The C-1002 flashes the internationally known SOS distress signal — three short flashes, three long flashes, three short flashes, using a two-color SOS and a separate infrared SOS flash pattern (red/orange and cyan) that has been found more effective against shoreline background light clutter, according to studies conducted by the U.S. Coast Guard R&D Center. The C-1002 is also Bluetooth-enabled with advanced mobile app connectivity, providing an additional layer of protection and communication for recreational boaters — and its infrared signal will be recognized by SAR aircraft from miles overhead.
While vessels under 6 metres in length are not required to carry flares, these new electronic visual distress signal devices can be relatively inexpensive and are a great safety addition to any boat.
Be prepared, be equipped, stay in touch – every boater who has taken the time to learn what knowledge is required and what safety equipment has been mandated, will be better equipped to enjoy their time out on the water, and should they encounter a problem, they will be ready to manage it.
Also, staying in touch is very important. File a float plan through your Weather to Boat App, tell the marina and your family where you are planning to go and when you will be back. If you stay in touch, they will quickly realize when you get off-plan or off-schedule and can reach out for assistance.
If something does go wrong, time will be of the essence.
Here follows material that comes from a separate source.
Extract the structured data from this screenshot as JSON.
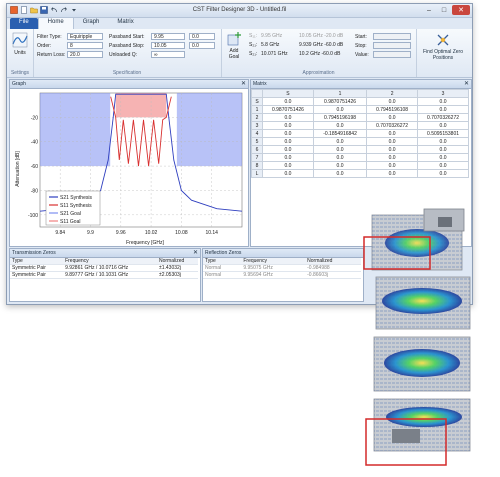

But, the better prepared you are, the less likely it is that you will ever need any help.
Wishing you a great summer in 2022!